Eleanor Roosevelt Thesis

775 Words4 Pages
Allie Poston Rough Draft/Research Paper Eleanor Roosevelt The world was blessed with the magnificent Anna Eleanor Roosevelt on October 11, 1884, and couldn’t even begin to imagine all the wonderful things this little angel was destined for. Eleanor Roosevelt lived a sad and lonely childhood after the lose of both parents, later had to live an open personal life, dealt with the stress of a famous political husband, bared five children, dealt with an affair between her husband and friend, soon after discovered her husband was stricken with polio, and became the United States most influential first lady, this woman conquered many high personal goals and proved countless people wrong with her ambition. During her lifetime she amassed…show more content…

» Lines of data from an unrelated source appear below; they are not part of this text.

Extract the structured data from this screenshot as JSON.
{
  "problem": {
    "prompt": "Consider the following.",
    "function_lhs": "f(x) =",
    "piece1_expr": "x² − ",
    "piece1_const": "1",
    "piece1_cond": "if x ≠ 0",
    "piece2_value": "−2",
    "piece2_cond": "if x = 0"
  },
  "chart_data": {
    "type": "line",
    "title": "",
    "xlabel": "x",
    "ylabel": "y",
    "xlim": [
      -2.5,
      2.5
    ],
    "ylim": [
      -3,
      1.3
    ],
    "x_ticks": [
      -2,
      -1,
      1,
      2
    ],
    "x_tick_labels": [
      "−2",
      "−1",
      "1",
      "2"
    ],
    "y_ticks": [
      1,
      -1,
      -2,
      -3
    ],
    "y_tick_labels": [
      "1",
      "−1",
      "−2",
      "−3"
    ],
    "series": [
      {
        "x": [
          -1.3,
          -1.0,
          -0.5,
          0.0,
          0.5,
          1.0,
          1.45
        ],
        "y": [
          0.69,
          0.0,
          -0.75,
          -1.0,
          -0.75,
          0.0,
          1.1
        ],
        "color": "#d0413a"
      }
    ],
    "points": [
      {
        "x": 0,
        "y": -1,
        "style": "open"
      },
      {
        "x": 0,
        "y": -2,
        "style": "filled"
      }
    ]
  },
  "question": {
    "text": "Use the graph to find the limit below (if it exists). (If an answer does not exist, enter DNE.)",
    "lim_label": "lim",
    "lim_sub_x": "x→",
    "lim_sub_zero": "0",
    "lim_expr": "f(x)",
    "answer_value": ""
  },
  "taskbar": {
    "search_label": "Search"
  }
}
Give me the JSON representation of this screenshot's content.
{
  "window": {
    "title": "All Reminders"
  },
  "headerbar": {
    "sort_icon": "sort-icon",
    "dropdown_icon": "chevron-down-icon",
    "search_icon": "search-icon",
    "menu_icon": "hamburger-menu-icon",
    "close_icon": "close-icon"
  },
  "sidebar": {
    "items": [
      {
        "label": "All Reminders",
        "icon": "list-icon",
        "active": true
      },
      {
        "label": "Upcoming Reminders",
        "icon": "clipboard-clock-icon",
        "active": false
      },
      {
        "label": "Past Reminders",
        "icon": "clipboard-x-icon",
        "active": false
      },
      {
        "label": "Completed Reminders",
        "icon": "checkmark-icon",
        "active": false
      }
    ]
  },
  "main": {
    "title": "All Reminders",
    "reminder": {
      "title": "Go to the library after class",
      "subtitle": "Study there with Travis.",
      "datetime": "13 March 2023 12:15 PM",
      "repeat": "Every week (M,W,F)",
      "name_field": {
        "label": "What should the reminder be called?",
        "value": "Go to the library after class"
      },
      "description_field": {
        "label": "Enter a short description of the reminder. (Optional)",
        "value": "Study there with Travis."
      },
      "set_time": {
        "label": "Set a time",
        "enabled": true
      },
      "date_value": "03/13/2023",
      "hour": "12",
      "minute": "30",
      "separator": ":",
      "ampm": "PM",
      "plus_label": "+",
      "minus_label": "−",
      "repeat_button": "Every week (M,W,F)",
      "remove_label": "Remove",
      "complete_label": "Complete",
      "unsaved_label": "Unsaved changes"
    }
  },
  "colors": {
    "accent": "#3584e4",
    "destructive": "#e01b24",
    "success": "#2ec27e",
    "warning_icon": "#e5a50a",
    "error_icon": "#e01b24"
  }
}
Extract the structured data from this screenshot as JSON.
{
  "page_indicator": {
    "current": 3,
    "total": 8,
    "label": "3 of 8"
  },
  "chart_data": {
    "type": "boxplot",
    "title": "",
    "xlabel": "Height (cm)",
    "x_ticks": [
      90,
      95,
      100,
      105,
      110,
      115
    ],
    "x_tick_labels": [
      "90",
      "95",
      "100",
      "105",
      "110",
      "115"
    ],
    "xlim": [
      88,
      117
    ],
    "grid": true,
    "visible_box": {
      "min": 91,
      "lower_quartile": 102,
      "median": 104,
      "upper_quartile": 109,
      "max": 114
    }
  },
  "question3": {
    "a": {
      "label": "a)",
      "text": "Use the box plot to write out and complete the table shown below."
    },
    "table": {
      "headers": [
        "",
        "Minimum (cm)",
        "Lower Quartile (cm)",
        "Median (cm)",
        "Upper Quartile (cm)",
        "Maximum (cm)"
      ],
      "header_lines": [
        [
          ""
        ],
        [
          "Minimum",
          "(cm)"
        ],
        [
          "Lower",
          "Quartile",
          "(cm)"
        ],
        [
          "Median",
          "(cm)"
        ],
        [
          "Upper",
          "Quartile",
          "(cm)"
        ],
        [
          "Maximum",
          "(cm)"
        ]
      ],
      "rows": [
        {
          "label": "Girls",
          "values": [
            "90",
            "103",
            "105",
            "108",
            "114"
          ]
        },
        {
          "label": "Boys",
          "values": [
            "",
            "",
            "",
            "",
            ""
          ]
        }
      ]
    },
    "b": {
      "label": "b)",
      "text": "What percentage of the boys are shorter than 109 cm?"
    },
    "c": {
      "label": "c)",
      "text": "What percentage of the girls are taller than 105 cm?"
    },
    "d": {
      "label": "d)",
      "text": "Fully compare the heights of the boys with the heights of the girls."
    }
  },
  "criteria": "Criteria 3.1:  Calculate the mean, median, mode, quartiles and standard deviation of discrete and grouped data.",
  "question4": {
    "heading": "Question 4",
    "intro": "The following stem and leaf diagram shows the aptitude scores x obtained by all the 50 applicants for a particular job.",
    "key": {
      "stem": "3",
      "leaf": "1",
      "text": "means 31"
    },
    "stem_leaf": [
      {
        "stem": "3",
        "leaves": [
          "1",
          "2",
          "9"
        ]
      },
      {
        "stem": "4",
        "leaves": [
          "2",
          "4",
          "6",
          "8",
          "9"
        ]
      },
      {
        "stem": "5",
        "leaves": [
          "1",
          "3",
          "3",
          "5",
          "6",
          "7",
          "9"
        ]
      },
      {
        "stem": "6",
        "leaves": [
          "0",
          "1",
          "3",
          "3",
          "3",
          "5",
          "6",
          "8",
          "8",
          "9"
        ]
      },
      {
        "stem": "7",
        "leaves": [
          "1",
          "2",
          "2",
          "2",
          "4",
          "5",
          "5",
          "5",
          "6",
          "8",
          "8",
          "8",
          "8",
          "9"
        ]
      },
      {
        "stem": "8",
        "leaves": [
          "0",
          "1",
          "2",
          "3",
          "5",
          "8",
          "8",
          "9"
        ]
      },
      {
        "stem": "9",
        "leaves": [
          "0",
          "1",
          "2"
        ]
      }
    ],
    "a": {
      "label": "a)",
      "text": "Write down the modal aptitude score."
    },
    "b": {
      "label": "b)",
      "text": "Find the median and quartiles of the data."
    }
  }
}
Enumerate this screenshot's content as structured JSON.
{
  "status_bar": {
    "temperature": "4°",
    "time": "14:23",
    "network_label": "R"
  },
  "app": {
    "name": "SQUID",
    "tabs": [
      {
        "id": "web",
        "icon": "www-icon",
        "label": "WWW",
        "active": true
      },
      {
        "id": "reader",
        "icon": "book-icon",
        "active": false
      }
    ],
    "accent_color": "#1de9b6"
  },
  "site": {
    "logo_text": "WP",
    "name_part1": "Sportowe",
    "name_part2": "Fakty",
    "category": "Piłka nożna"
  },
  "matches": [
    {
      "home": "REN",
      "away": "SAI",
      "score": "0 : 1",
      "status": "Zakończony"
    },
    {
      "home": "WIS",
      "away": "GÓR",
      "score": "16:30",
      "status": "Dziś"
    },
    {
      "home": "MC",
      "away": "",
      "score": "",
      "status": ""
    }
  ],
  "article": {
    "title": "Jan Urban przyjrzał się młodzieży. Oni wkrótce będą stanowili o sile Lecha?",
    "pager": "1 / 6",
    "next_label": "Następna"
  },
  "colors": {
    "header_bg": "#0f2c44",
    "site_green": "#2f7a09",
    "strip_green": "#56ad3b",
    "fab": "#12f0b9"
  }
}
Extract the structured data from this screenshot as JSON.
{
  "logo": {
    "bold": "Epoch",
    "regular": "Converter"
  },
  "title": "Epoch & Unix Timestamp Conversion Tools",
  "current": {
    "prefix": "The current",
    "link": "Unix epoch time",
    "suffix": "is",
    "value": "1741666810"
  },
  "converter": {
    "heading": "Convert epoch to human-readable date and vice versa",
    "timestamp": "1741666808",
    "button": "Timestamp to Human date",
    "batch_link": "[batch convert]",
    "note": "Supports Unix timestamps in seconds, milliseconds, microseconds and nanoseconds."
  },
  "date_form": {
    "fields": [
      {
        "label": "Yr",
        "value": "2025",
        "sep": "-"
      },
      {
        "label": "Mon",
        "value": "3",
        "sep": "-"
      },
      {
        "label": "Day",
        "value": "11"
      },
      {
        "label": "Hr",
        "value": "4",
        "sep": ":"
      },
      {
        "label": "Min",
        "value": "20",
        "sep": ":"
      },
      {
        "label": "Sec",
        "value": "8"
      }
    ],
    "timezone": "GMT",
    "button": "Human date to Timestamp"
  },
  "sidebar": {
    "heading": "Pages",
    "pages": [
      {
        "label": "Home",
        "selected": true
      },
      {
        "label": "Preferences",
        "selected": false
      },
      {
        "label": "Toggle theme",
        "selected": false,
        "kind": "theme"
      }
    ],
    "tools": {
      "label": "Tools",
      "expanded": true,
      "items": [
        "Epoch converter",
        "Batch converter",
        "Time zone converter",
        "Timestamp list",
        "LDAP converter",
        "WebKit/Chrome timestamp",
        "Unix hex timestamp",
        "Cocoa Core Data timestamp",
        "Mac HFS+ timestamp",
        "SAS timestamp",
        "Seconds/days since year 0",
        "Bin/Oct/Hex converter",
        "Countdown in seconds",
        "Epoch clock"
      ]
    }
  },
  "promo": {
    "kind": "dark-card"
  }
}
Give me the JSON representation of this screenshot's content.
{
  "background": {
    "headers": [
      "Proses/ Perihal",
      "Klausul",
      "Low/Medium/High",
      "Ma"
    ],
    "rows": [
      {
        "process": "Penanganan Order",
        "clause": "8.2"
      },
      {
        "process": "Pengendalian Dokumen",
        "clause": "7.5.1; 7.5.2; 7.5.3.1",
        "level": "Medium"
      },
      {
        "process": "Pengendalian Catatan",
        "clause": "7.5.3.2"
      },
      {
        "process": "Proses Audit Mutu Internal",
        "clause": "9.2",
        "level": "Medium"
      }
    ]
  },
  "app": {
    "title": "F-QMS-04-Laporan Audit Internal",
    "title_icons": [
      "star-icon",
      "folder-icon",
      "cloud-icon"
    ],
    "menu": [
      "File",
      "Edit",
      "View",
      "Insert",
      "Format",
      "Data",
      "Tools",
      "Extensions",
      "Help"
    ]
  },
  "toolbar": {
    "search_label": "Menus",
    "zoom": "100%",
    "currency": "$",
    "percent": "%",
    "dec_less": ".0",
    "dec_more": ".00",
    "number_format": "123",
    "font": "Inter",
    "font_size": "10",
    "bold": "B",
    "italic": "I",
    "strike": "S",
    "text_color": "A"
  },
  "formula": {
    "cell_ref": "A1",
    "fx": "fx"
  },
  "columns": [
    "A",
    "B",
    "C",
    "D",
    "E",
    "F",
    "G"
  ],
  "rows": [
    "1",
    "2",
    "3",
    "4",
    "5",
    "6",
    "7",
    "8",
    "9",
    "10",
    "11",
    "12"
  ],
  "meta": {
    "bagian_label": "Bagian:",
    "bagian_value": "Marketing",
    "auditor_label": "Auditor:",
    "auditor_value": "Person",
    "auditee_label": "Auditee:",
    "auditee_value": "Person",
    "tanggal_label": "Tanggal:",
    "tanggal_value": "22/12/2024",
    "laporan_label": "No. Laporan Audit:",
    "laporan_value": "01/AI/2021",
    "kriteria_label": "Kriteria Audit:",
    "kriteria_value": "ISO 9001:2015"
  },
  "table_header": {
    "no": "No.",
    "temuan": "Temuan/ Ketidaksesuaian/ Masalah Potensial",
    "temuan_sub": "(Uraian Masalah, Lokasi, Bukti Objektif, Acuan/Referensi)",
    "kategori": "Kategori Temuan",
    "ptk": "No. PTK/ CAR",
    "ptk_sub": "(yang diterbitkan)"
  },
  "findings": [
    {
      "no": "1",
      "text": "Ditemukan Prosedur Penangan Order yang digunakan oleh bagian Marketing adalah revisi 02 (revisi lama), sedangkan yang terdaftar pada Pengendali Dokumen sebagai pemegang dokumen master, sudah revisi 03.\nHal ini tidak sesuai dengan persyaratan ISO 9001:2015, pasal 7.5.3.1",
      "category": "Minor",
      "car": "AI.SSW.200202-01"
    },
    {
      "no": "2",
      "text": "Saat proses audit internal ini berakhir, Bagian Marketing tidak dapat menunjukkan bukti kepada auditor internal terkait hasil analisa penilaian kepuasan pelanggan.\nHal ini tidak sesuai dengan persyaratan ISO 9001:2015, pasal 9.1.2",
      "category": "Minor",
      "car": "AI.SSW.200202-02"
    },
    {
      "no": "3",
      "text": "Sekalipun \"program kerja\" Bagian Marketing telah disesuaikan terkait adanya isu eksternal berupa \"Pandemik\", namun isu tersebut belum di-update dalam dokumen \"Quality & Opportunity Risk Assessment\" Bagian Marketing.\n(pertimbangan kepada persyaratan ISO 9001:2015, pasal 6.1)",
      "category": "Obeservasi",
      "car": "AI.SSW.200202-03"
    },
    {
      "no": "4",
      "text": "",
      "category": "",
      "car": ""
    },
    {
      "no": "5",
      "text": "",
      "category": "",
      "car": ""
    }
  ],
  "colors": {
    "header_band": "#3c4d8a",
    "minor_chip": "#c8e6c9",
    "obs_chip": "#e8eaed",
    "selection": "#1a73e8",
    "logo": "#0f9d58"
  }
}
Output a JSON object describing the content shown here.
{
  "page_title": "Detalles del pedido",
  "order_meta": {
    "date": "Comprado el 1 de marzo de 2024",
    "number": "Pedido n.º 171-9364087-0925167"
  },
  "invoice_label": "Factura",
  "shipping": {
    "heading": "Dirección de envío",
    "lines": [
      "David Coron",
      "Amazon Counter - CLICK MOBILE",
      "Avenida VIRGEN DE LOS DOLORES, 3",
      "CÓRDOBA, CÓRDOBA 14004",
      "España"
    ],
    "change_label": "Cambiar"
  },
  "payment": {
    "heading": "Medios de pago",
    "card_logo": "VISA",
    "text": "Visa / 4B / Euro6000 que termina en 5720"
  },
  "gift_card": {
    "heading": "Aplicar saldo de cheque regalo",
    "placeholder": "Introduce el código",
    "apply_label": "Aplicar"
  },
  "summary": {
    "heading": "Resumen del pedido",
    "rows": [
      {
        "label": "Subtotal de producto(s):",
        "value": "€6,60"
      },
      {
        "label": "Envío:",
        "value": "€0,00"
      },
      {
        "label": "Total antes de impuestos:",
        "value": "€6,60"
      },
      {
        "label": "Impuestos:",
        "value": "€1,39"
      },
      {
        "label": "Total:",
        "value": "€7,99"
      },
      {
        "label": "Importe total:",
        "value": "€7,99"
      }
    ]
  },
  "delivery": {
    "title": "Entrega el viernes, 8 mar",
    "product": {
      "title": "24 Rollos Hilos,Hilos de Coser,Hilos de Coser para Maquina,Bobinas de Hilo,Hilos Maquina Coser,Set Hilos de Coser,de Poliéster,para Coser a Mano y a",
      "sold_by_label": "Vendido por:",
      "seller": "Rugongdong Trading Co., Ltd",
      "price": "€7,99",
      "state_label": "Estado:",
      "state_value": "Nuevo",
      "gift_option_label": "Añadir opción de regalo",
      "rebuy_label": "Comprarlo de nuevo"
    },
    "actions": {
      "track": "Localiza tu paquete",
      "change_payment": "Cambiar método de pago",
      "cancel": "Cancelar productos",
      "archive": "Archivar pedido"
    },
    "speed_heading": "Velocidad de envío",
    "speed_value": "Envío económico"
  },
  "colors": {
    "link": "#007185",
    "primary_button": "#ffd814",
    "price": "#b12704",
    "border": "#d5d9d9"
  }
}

At this time he was the Governor of New York and he truly introduced her to the political world and repaid him with her forever love and care. Amy Postan author of “First Ladies” tells of the five children Eleanor and Franklin conceived: Anna Eleanor, James, Elliott, Franklin Delano, and John Aspinwall. As said by T. Youngs in “The Review: Development in and into Service” Eleanor believed that “it was a wife’s duty to be interested in whatever interested her husband.” After the birth of her last child she cut Franklin off from his sexual life by abstaining from sex and sharing another bedroom (Young p 127). This led to an affair between Franklin and Lucy Mercer, a friend and personal secretary for Eleanor. Eleanor discovered the affair in 1918 and was stunned with pain. However, out of her own grief she attained greater sympathy for other sufferers, and she came to believe that the world needed something more than women to perform service as personal acts of domestic work (Vincent p 128). When Eleanor finally became first lady she already had an influential reputation as a woman. She did worry that her position would deprive her of both autonomy and privacy, but by taking part in many projects of her own, she stepped out of her husband’s shadow in the presidency and created a unique role for herself (Vincent p 128). Dearn Goodwin describes in her “Times” article “Eleanor Roosevelt: America’s most Influential First Lady” how she turned her energies to a variety of reformist organizations, joining a circle of postsuffrage feminists dedicated to the abolition of child labor, the establishment of minimum wage and the passage of legislation to protect workers. In this process she discovered she had talents for public speaking, organizing, and for articulating social problems (Goodwin). In 1921 when her dearly loved Franklin was paralyzed by polio, her political activism became an even more vital
Open Document